§ **WHAT YOU HAVE TO DO**
Give back only one number: how many lines in the data below contain the word "color".

§ **GIVEN INFORMATION**
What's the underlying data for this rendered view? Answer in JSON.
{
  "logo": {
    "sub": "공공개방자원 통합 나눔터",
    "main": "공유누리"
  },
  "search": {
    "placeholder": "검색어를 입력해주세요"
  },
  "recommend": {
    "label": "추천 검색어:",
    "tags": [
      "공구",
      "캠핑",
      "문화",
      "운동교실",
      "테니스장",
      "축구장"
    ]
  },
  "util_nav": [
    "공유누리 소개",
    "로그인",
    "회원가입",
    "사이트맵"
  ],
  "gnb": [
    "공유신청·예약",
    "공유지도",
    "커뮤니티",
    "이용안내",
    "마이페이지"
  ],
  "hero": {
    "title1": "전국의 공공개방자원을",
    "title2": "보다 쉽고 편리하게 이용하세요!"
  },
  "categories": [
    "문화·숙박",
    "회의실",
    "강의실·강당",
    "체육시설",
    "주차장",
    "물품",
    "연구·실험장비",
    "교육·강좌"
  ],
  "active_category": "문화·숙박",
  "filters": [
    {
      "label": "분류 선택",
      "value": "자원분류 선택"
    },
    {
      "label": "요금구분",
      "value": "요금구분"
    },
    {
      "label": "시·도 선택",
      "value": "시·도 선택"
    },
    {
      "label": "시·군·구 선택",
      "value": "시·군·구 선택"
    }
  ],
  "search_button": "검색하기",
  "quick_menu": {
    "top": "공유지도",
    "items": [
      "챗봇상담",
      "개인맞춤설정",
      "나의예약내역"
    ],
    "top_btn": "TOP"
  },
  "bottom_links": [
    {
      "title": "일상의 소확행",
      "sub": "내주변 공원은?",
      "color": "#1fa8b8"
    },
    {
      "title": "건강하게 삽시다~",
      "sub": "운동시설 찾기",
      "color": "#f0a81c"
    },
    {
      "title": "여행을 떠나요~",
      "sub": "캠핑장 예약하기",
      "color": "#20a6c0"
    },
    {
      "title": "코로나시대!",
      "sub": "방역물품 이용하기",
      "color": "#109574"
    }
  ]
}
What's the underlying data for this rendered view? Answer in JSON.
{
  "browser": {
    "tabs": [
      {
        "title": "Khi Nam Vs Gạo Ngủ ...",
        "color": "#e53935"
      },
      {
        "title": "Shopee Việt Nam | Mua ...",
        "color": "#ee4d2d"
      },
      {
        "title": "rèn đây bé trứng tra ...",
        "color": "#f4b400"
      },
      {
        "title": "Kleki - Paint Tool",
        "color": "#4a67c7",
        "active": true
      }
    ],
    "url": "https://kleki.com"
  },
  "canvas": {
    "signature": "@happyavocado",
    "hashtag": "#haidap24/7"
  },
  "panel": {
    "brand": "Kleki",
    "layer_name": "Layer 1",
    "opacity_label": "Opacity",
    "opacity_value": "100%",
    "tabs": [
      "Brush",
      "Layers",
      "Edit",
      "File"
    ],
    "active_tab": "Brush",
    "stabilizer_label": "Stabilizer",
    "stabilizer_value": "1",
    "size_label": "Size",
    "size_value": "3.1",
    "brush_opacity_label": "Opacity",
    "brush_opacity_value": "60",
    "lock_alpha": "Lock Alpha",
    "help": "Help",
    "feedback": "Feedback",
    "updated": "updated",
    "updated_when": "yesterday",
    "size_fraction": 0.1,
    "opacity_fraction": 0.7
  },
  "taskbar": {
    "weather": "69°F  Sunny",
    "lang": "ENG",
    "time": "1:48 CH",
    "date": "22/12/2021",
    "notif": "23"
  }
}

§ **ANSWER TO THIS EXERCISE**
8